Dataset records
★ ★ ★ ★ ★ ★ ★

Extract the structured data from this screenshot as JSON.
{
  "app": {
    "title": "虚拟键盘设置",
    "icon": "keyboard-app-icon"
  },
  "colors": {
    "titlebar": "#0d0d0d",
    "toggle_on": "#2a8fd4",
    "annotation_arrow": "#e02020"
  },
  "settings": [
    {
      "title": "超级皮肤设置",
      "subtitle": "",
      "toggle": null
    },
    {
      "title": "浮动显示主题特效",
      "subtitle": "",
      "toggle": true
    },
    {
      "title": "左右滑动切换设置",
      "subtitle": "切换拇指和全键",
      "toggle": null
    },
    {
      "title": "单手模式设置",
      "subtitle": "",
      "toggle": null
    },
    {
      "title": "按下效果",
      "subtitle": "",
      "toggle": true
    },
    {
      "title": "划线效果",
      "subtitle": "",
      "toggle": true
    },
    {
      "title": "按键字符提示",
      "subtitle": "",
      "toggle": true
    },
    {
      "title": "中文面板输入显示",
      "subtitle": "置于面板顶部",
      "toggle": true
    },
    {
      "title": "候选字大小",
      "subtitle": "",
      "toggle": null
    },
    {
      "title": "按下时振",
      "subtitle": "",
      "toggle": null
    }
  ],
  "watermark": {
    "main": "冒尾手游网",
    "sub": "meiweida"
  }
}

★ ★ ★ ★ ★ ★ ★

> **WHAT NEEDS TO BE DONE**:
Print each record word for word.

> **RESULT FOR THIS EXERCISE**:
Extract the structured data from this screenshot as JSON.
{
  "app": {
    "title": "虚拟键盘设置",
    "icon": "keyboard-app-icon"
  },
  "colors": {
    "titlebar": "#0d0d0d",
    "toggle_on": "#2a8fd4",
    "annotation_arrow": "#e02020"
  },
  "settings": [
    {
      "title": "超级皮肤设置",
      "subtitle": "",
      "toggle": null
    },
    {
      "title": "浮动显示主题特效",
      "subtitle": "",
      "toggle": true
    },
    {
      "title": "左右滑动切换设置",
      "subtitle": "切换拇指和全键",
      "toggle": null
    },
    {
      "title": "单手模式设置",
      "subtitle": "",
      "toggle": null
    },
    {
      "title": "按下效果",
      "subtitle": "",
      "toggle": true
    },
    {
      "title": "划线效果",
      "subtitle": "",
      "toggle": true
    },
    {
      "title": "按键字符提示",
      "subtitle": "",
      "toggle": true
    },
    {
      "title": "中文面板输入显示",
      "subtitle": "置于面板顶部",
      "toggle": true
    },
    {
      "title": "候选字大小",
      "subtitle": "",
      "toggle": null
    },
    {
      "title": "按下时振",
      "subtitle": "",
      "toggle": null
    }
  ],
  "watermark": {
    "main": "冒尾手游网",
    "sub": "meiweida"
  }
}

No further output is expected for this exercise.